Sauk-Suiattle Indian Tribe
The Sauk-Suiattle Indian people lived under the gaze of Whitehorse Mountain for many generations. We lived as hunters, gathers and fishermen in the region of Sauk Prairie near the present-day town of Darrington, Washington. In the early days, we were known as the Sah-ku-mehu.
We also traveled over the mountains to gather food, herbs and other necessities. We became skilled horsemen, trading with tribes from Eastern Washington. Our free roaming horses grazed among our relatives there.

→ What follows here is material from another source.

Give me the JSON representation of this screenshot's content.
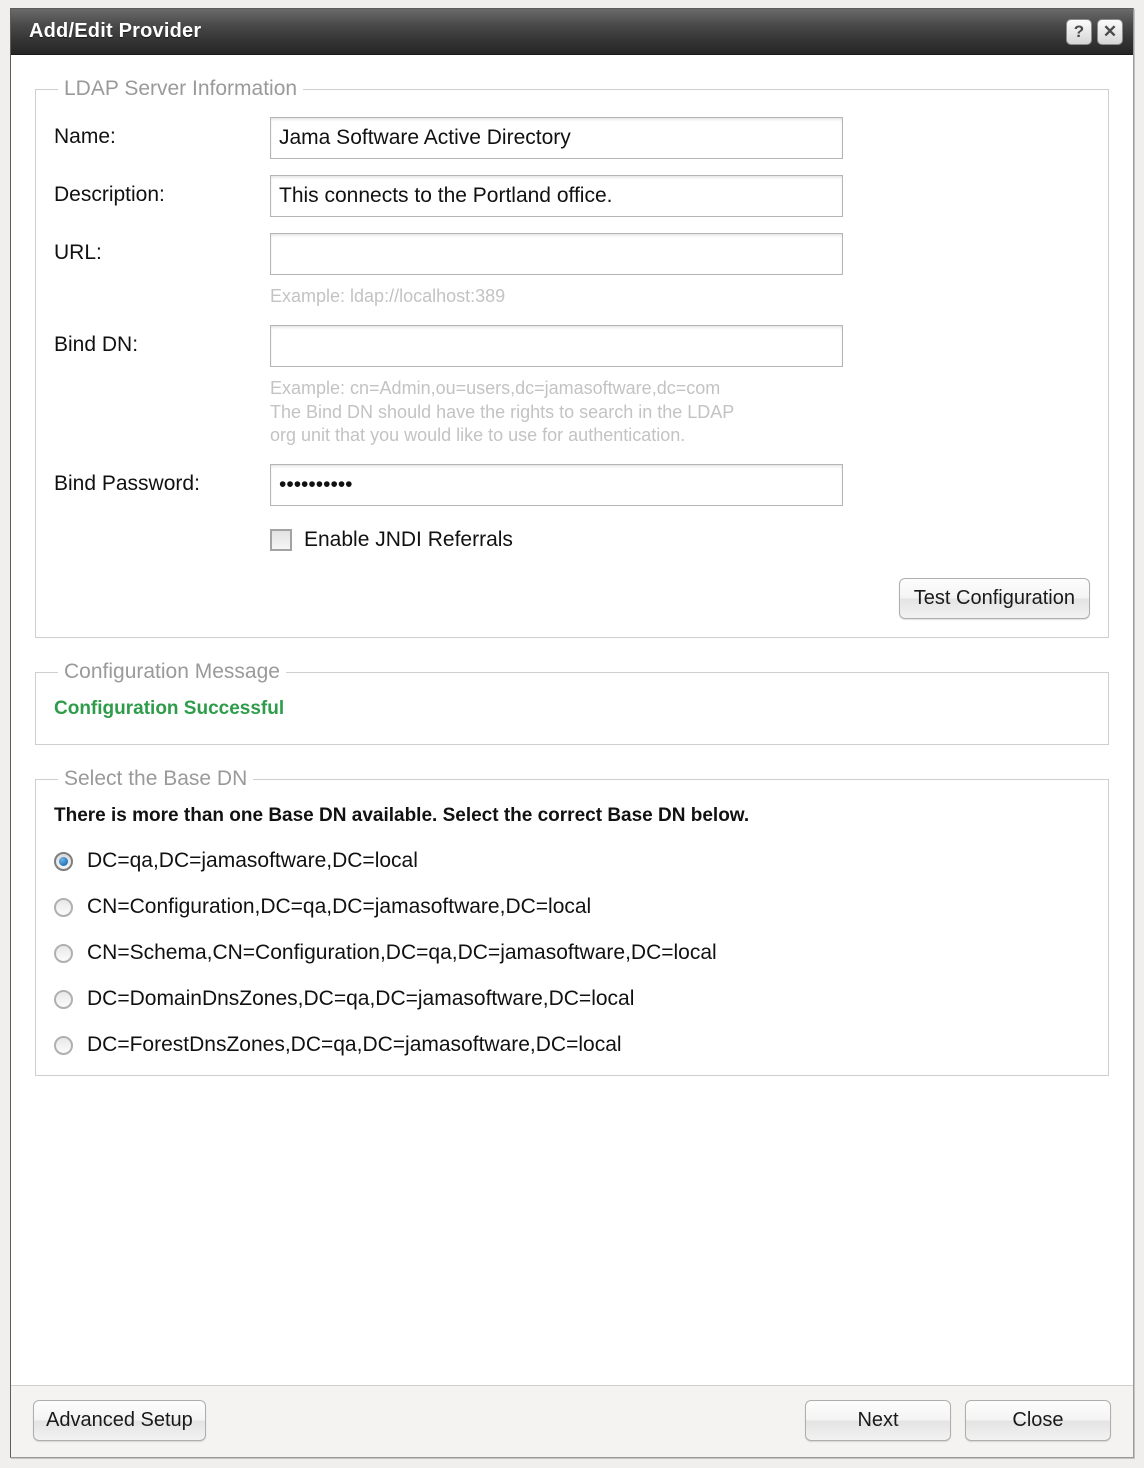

Our Homelands were the entire drainage area of the Sauk, Suiattle and Cascade Rivers. We had an important village at Sauk Prairie near the confluence of the Sauk and Suiattle Rivers. The village consisted of eight traditional cedar longhouses which were destroyed in 1884 by early non-Indian settlers who had laid claim to these lands under the U.S. Homestead Act.
thus became a landless people, but continued to lived in scattered groups
close to our traditional homelands. Though many of our tribal members left
the area or joined other neighboring tribes during our exodus, we
maintained our tribal government, our social structure, our identity, and
most importantly, our hope for the future
tribal membership numbered around 4,000 before 1855, and by 1924 our
numbers had dwindled to 18 members. Residents in the Sauk Suiattle Indian
Reservation are the surviving descendents of the original peoples who
lived in this special valley. Our current membership numbers around 200
individuals. The Sauk Suiattle Indian Tribe's enrollment requirements is
one quarter Indian Blood and proof of decendency from the ancestral native
Americans who inhabited this unique valley recorded in the 1942 United
Sauk-Suiattle Tribal Chairman:
Norma A Joseph